Sunday, May 6, 2018

‘I Lost 50 Pounds When I Learned How To Stop Eating My Feelings’

I’ve struggled with depression for years—I was diagnosed with clinical depression and anxiety in 2012—but in 2016, it took a turn for the worse after a relationship ended.
I began using food as a coping mechanism. I’d start each day with a 20-ounce soda, eat way too much junk food, and continue to snack at all hours of the night. Oh, and you couldn’t pay me enough to step foot into a gym.

At one point I’d gotten so fed up with my weight gain—I was 190 pounds, and I’m only 5’2”—I tried the “Lemonade Diet,” where all I consumed for 15 days was a mixture of Grade B maple syrup, lemon juice, cayenne pepper, and water. Did it work? At first, yes; but once I stopped the diet, I quickly gained the weight back because I didn’t learn healthy eating habits.

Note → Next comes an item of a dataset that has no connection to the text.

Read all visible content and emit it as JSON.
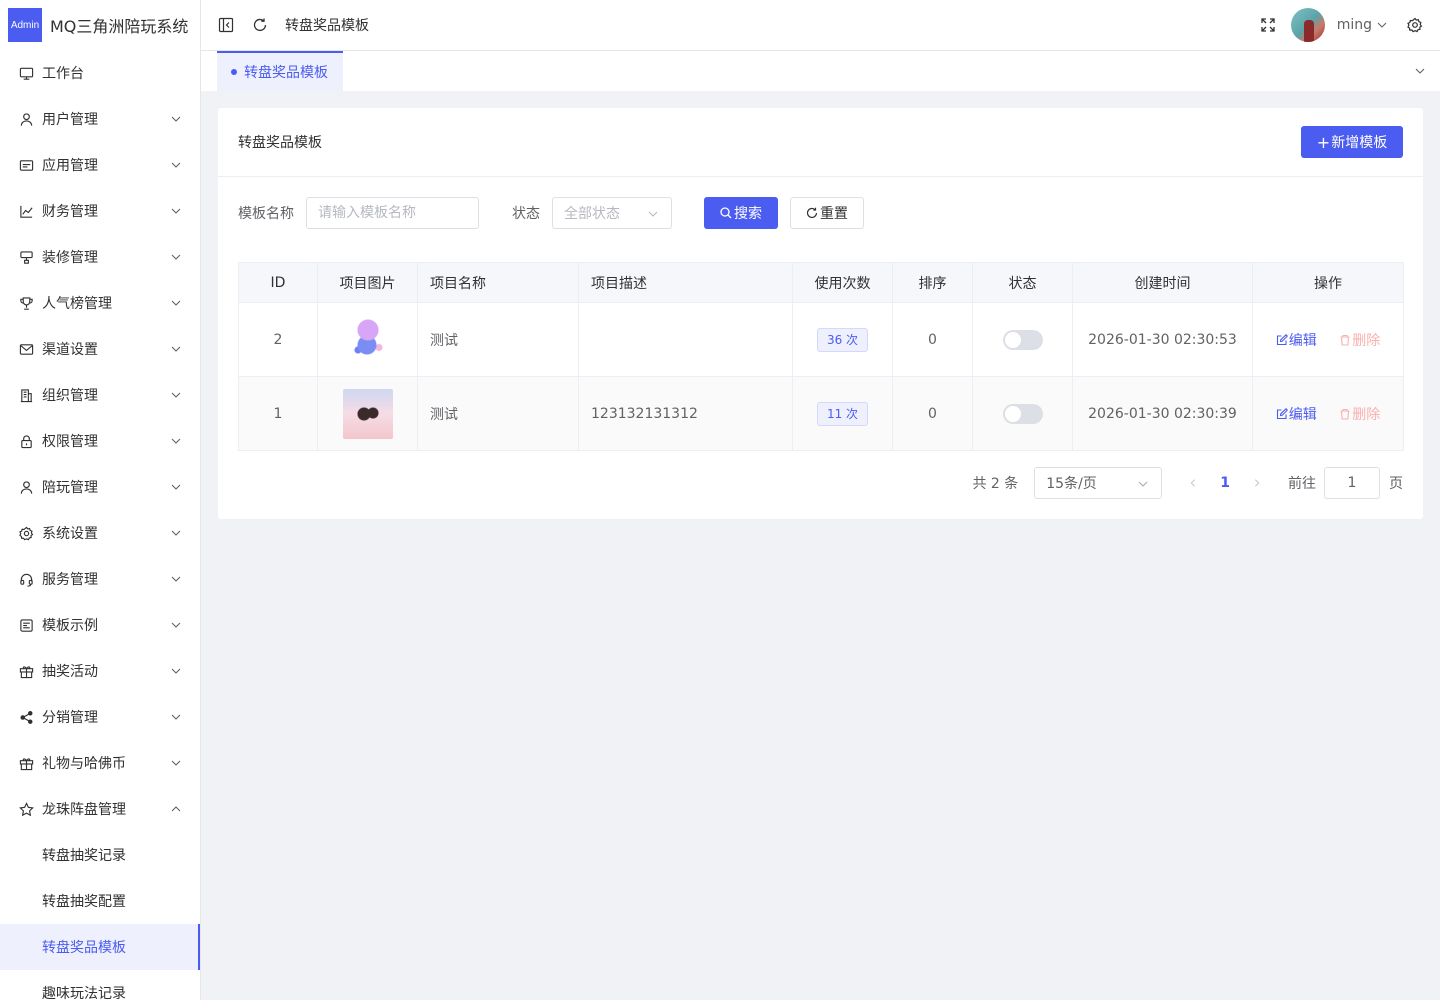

'I knew I had to do something to get my weight under control.'




In September of 2016, I realized I couldn’t make any significant changes on my own, so I started training regularly with a personal trainer who also specialized in nutrition. At first, she suggested I cut out soda, chips, candy, and fast food, but I still found myself falling for trendy “diet” foods with empty calories. I clearly had a lot to learn.
I started eating five times a day—three meals and two snacks—following a high-protein diet laid out for me by my trainer. Here’s what a typical day looked like:
  • Breakfast: Two egg whites, chicken breast, and spinach
  • Lunch: A small salad with tuna
  • Dinner: Ground turkey, brown rice, and tons of veggies
  • Snacks: Hard-boiled eggs or sugar snap peas (a great alternative to chips!)
    But, because I also learned balance is key, I’d splurge a little every Saturday and treat myself to one cheat meal. I ate this way for two months and lost 10 pounds.

    'I totally revamped my fitness routine, too.'

    I began working out six times a week for an hour, focusing on an equal mix of weight training and cardio. My trainer always had something new for me to do during our sessions, so my body was constantly challenged. Throughout my training, I also learned to focus on form and consistency instead of rushing through my workouts.
    Once summer 2016 rolled around, I had lost about 40 pounds (I went from a size 18 in jeans to a size 9). From that point on I began to focus less on fat loss and more on building muscle.

    'I never want to be where I was when I started this journey.'

    Now, it’s all about maintenance for me: I meal prep all of my meals to ensure I won’t choose quick foods when I’m short on time so I can just pop one in the microwave and go. I also continue to exercise regularly and I try to journal often—both have helped with my mental health, as well.

    'But the best part of losing weight, for me, has nothing to do with the scale.'


    Source: Women's Health